Xi’s San Francisco rendezvous could also allow him to promote his own domestic image as a global guarantor of stability. Unlike Mao and Deng Xiaoping, who ruled when China was less advanced economically, militarily, and technologically, Xi has promoted himself as a world leader, positioning him as the global head of a “community of common destiny for all mankind.” He no doubt views an international forum such as the APEC Summit as a golden opportunity for the CCP’s self-promotion. It is in this light that his Foreign Ministry’s spokesman, Wang Wenbin, has sought to elevate this week’s meeting to colossal levels of significance, telling the international press last Friday that the summit would be “of strategic, all-dimensional, and direction-redefining importance.”
Yet as much as Xi wishes to use the APEC summit to bolster his own domestic standing, he also wishes to demoralize America’s major allies in the Indo-Pacific. U.S. treaty allies such as the Philippines, Japan and South Korea, as well as India, Vietnam and Taiwan, are harassed and intimidated by the CCP’s modernized military on a weekly, sometimes daily, basis. By hobnobbing in San Francisco with the president of the United States, the only nation capable of seriously countering Chinese aggression, Xi aims to belittle America’s allies and degrade their will to resist.
The timing of this week’s summit is also carefully planned to reinforce the CCP strategy of “Using Confrontation to Promote Cooperation.” This strategy hinges on the Leninist paranoia that Washington conspires to destroy China through a two-pronged approach of “engagement plus containment.” China’s recent deliberate and provocative confrontations with the U.S. — harassing U.S. aircraft and Navy vessels in the South China Sea and the ongoing military intimidation campaigns against Taiwan, to name just two — are designed to induce anxiety in Washington to extract key strategic concessions from the confrontation-averse White House.
Xi knows that his American counterpart has long sought the establishment of a military-to-military hotline to avoid strategic miscalculation. Indeed, this summer, President Biden rushed Secretary of State Antony Blinken to Beijing to address this very issue. Xi sees this as a point of vulnerability waiting to be exploited.
Xi knows how much history the current administration has forgotten: all past military hotlines with Beijing have proven futile. In the 1999 Belgrade embassy bombing crisis and the 2001 incident involving a collision between a U.S. EP-3 aircraft and a Chinese interceptor jet, military leaders in Beijing simply refused to answer the phone calls from Washington. Even if Xi Jinping agrees to set up a hotline in San Francisco, the chances that his generals would answer it in times of crisis are most likely to be zero.

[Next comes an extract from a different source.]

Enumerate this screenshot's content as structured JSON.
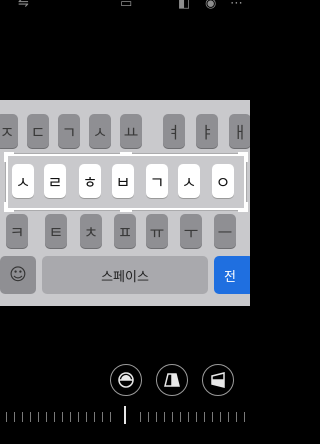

The list of serious issues between the U.S. and China is long and comprehensive — yet all these issues have already been repeatedly discussed for years. The CCP simply does not have the willingness to seriously engage, let alone change. Instead, the Party uses high profile forums like this week’s APEC Summit in San Francisco to bolster its image.
American leaders are accustomed to engaging China only at the transactional level, where they seek specific and immediate results. But CCP leaders deal with their adversaries on a doctrinal and strategic level, evincing little care for concrete actions.
Xi Jinping is coming to this week’s summit not to discuss specific issues, but to advance his global vision in accordance with the policies of the Chinese Communist Party. Washington should see China’s approach for what it is. Instead of allowing Xi to use yet another summit to promote the CCP’s agenda, the Biden administration should approach this week’s gathering with an understanding of how Xi aims to use it, and with realistic expectations about America’s ability to change China’s authoritarian regime.